The Molecular Modeling Database is an online resource hosted by the National Center for Biotechnology Information (NCBI). It hosts experimentally determined 3-dimensional molecular structures, and connects these structures to related literature such as protein and nucleic acid sequences as well as chemical and molecular interactions. The database is especially useful for identifying homologues and determining the sequence-structure interactions that are crucial for the structural genomics field.
In another of my classes we briefly discussed the use of Interleukin-2 as method of preventing the spread of cancer, and its relatively low rates of success as a sole remedy. The protein when injected into the patient jump starts an immunological response by proliferating cytotoxic T-cells that destroy infected or diseased cells. Although the treatment wasn't incredibly effective in our case study I used the MMDB to learn more about IL-2.
Search Example Edit
To begin I just had to search IL-2 and a list of different structures came up. All of them were either human IL-2, IL-2 mutants, or IL-2 in a bonded state with other macromolecules. There were 177 different structures that came up from the search for IL-2, most of them significantly more complex than just the single protein.
I chose the second selection which was the IL-2 mutant D10. The search link brings you to a basic page where the structure is displayed, as well as the literature from which this specific structure was taken.This page is the basis for navigating the site, it is here where they show the source of the model, method by which is was made, and the link to similar structures. The vast majority of structures that I found on the database where created through x-ray crystallography.

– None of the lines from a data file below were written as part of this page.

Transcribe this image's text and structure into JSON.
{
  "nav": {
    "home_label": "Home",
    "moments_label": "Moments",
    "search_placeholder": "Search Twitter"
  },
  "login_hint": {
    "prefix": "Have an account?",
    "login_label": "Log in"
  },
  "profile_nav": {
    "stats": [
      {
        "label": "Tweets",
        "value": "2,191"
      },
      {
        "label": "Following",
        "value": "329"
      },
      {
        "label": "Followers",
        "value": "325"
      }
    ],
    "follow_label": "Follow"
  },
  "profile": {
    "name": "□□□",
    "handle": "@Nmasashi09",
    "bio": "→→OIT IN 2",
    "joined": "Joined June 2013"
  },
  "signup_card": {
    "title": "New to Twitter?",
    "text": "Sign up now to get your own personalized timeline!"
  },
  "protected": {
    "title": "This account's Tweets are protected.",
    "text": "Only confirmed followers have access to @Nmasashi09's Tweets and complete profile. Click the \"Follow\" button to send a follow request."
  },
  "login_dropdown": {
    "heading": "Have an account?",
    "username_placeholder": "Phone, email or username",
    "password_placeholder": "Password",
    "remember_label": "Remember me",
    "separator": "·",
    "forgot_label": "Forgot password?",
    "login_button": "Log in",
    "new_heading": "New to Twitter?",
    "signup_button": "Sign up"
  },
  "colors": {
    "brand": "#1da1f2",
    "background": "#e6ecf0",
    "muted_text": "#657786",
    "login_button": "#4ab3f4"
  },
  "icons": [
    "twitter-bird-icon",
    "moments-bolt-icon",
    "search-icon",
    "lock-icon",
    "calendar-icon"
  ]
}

This specific literature, found by following the citation link in the top left, was about the creation IL-2 mutant D10, which has a higher affinity for binding to cytotoxic T-cells receptors IL-2Rbeta and IL-2Rgamma, because it binds without the T-Cells having to activate CD25, which is normally needed before binding to IL-2. This new protein induced higher rates of T-cell expansions leading to increased antitumor immune responses making it a viable replacement for regular injections of IL-2 that failed to help the patient in the case study that initiated my search.
Link to mentioned case: http://www.businessweek.com/magazine/content/10_11/b4170032321836.htm